*TASK BRIEF:* The data below is to be returned in full and exactly.

- - - - - - -

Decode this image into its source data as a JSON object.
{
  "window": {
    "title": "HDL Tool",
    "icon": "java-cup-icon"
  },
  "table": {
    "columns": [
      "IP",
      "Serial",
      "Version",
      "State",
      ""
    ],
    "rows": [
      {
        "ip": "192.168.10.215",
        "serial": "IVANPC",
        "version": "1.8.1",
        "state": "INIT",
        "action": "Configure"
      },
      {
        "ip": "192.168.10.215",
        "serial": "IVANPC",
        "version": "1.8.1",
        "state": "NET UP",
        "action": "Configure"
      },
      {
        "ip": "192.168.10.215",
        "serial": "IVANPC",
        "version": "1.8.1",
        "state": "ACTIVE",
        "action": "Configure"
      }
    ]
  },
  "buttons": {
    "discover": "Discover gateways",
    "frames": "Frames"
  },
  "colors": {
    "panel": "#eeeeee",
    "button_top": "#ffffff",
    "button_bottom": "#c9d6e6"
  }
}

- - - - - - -

*OUTPUT OF THE EXERCISE:*
Decode this image into its source data as a JSON object.
{
  "window": {
    "title": "HDL Tool",
    "icon": "java-cup-icon"
  },
  "table": {
    "columns": [
      "IP",
      "Serial",
      "Version",
      "State",
      ""
    ],
    "rows": [
      {
        "ip": "192.168.10.215",
        "serial": "IVANPC",
        "version": "1.8.1",
        "state": "INIT",
        "action": "Configure"
      },
      {
        "ip": "192.168.10.215",
        "serial": "IVANPC",
        "version": "1.8.1",
        "state": "NET UP",
        "action": "Configure"
      },
      {
        "ip": "192.168.10.215",
        "serial": "IVANPC",
        "version": "1.8.1",
        "state": "ACTIVE",
        "action": "Configure"
      }
    ]
  },
  "buttons": {
    "discover": "Discover gateways",
    "frames": "Frames"
  },
  "colors": {
    "panel": "#eeeeee",
    "button_top": "#ffffff",
    "button_bottom": "#c9d6e6"
  }
}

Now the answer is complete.